Medway Council reversed its decision to close St Peter's
A Kent school saved from closure after a parent-led campaign has found itself at the centre of an election row.
The Labour and Conservative candidates for Rochester and Strood said they played a key role in reversing Medway Council's decision to shut St Peter's.
Labour's Teresa Murray said she had been alongside parents "since day one" whilst Tory Mark Reckless said he had "played a central role".
Lib Dem Geoff Juby also said he had voted against the proposal.
Ms Murray is set to visit the primary school alongside Children's Secretary Ed Balls.

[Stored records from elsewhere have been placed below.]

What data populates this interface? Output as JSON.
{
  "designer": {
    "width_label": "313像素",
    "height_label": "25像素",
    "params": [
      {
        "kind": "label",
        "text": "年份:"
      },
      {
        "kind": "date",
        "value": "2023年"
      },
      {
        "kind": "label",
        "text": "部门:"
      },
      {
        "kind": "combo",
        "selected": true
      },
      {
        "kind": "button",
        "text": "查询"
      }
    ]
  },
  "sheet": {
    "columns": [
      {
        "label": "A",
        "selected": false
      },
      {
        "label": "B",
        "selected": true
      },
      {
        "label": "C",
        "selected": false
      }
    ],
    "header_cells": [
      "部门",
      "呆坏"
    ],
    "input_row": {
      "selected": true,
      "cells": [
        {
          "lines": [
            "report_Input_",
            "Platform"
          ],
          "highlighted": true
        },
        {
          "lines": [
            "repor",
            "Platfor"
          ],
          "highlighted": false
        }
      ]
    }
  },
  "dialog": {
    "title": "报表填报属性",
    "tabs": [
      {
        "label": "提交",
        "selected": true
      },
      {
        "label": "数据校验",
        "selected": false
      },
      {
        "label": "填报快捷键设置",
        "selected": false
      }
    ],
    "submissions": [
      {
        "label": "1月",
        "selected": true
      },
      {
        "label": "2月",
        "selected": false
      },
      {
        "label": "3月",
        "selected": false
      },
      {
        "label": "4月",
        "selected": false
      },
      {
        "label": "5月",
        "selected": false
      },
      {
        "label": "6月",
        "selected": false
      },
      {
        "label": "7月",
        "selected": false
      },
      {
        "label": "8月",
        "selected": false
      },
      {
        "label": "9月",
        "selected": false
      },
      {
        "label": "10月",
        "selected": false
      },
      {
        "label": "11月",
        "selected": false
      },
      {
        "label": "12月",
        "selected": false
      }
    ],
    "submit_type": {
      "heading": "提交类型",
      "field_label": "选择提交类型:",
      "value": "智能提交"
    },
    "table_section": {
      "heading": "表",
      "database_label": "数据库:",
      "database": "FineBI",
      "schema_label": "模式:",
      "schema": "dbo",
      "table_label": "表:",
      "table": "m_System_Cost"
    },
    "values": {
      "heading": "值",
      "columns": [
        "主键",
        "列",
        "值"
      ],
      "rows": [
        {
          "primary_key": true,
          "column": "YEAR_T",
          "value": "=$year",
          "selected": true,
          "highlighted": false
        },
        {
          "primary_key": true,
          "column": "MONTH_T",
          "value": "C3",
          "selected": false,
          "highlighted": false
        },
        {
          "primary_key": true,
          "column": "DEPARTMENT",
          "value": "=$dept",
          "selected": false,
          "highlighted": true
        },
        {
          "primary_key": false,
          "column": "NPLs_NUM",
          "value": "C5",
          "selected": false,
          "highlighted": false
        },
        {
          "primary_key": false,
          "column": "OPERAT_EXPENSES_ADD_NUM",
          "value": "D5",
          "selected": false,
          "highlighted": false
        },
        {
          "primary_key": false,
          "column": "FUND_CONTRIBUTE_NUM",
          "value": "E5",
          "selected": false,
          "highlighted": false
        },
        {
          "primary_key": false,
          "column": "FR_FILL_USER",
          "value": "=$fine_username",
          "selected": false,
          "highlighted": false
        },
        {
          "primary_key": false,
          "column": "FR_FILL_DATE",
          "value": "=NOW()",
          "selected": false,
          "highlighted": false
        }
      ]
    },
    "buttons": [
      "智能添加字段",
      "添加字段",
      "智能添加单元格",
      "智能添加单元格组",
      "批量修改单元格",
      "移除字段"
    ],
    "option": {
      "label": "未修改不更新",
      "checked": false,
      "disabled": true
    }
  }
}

She said: "We are celebrating with (Mr Balls) our success, and to me St Peter's epitomizes everything we have achieved with Labour.
"They have had a £3m investment and there's a classroom assistant in every class.
"I hope the parents would say from day one I have been there with them because it was a fantastic campaign."
Mr Reckless said: "I joined the campaign and demanded publicly and privately that the Conservative council reverse its decision and keep it open.
"I would give all credit to the parents but I played a central role."
He added: "(Mr Balls) would be better advised to concentrate on his own constituency."
Mr Juby said: "I was involved with the campaign but not as much as Teresa Murray."
Referring to Mr Reckless' claims, he added: "It's ridiculous when it was the Conservatives who wanted to close the school."
Medway Council announced in April 2009 it was considering the future of three schools as it restructured education and reduced surplus places.
Thousands of people supported campaigns to keep all three, but councillors chose to close St John's and Ridge Meadow schools, while saving St Peter's.
Candidates standing in Rochester and Strood are: Lib Dem: Geoff Juby; Green: Simon Marchant; Labour: Teresa Murray; Conservative: Mark Reckless; English Democrats: Ron Sands.